So far though, I’ve realized I would need to put in upwards of 2-3 hours every day ~ rain or shine ~ to keep things alive. I’ve managed to save some peas, beans, beets and a few tomato plants….with the cauliflower hanging on by just prayers and threads of roots. In fact, part of why I have been so irregular about posting on this blog lately is due to my excessive work load, trying to juggle music related production with house chores and my garden! There is just so little time to sit and write!
When dealing with nature’s ways, blame for things not going our way can never be placed on one particular source.

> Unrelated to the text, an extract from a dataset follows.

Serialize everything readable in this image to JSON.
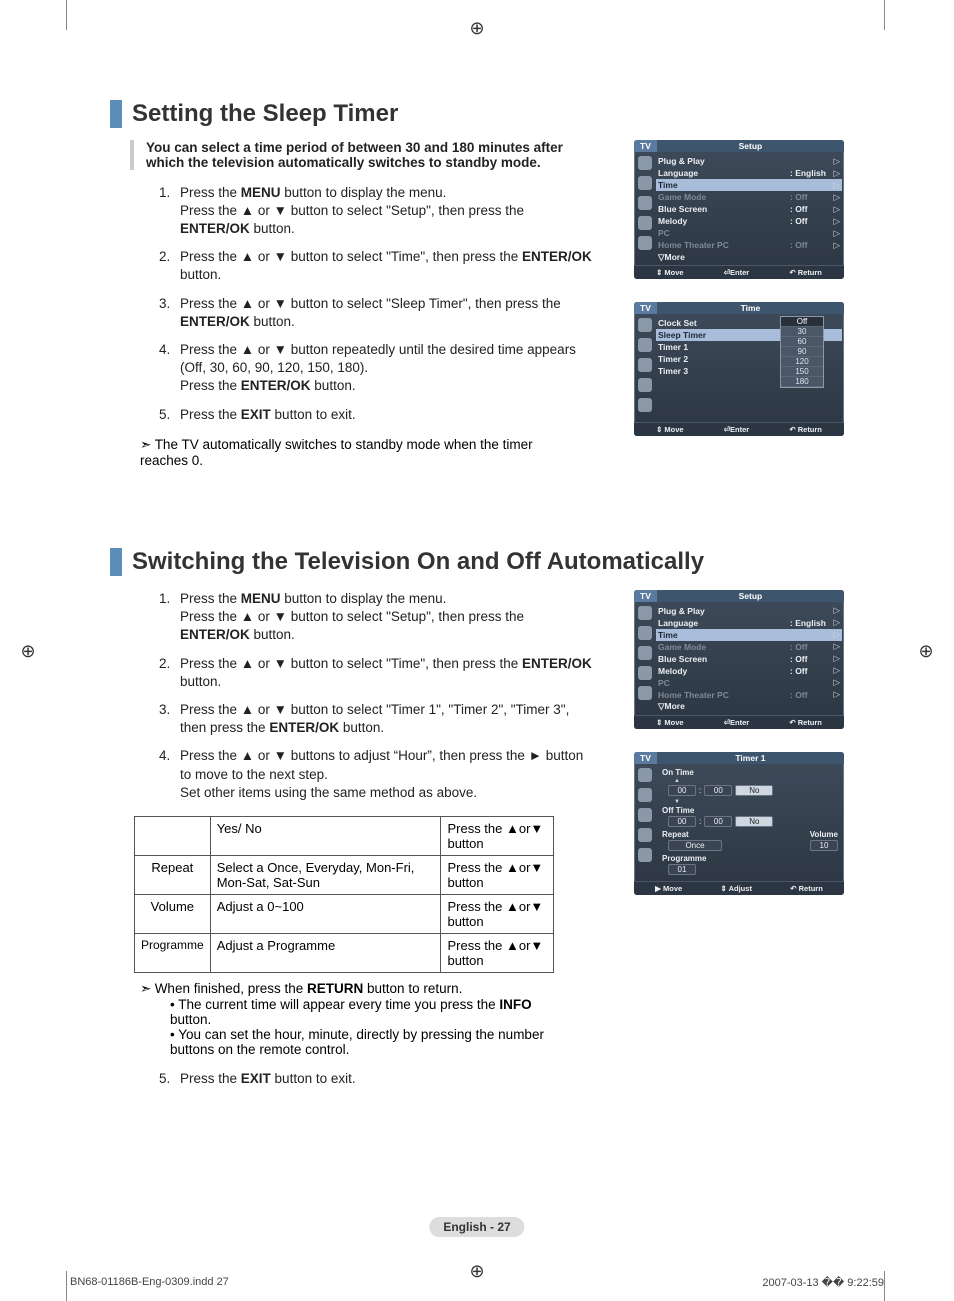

In the case of my garden ~ both Creation and I have been in a one month tug-o-war, each trying to assert who is in control, with the result that we are both to blame for poor helpless vegetables being stunted beneath our feet. “We plan and God plans” ~ as has been written over centuries.
As far as I can deduce, the reasons for my struggles are:
1. My tardiness in planting. I was almost 2 months late in preparing my soil and getting my seeds in the ground due to a late return from America and the completion of a music related project that had me locked in my studio day and night for many weeks. Note to self: a man only gets so many harvests in his life…never let frivolous tasks or excuses jeopardize the planting of seeds.
2. My decision to use seeds for all the plants (especially so late in the season) when I should have used saplings. Foolish pride had me determined to grow everything independently. Since I was unable to grow saplings due to travel and hell bent on not paying money for saplings started in a nursery, I ended up planting late with seeds…. for disastrous results. Note to self: get over ego and seek help when necessary.
3. My furrows were too deep and I didn’t use compost to fertilize the soil. I was rushing like a goofy chicken to get the seeds in and when asked by several people if I’d churned compost into the soil, I just kept saying “It’ll be fine.”. Notes to self: Slow down… get over ego and take good advice when offered.
4. The field I tilled was of poor quality for vegetables. It had only ever been covered with grass, weeds and mustard plants and had never been properly tilled for a garden. Though I turned the soil as deeply as possible without a plough, my effort was nothing compared to the power of the weeds I tried to bury. That, combined with…
5. Late planting, on the doorstep of monsoon season, meant that the garden was flooded with rain almost daily/nightly for a good 10 days straight – giving weeds plenty of water to suck away from sprouting seeds.
6. Heavy rains also caused very bad soil erosion, exposing the roots and demanding me to painstakingly transplant almost all my baby carrots, spinach, beets and cauliflower sprouts. With each night of rain, more transplanting was often needed the next day. The shock of such an effort, regardless of how carefully I attempted to transplant, took the lives of many little plants.
7. My garden plot is located in a very moist area inhabited by tens of thousands of hungry snails. One evening of rain and those little gaffers party like there will be no tomorrow ~ devouring whatever they can get their munching mouths on.
I’ve had advice that a few bowls of beer set near the garden will attract the snails and keep them from attacking the plants, but alas, beer is not “officially sold” here in Pakistan and thus not possible for me to use on the pretty pests. The option of trying to secure some beer through the black market does exist, but to inquire would pose great suspicion on me as a new-comer to the area. Even asking about where to get my hands on a few bottles would start gigantic rumour mills ~ as nobody would ever believe that I wanted the brew for my garden snails, regardless of how I’d try to make my case for being an abstainer from the beverage myself. Funny how booze is such a taboo in some communities, but gossip runs rampant, intoxicating people with it’s suspicions.
If anybody has another suggestion for the snail problem – I’d be much obliged.
…So with spade and hoe, onward I go,
to fight for my veggies ~ day after day.
Chasing the snails, braving rains and gales,
just a waterlogged Don Quixote.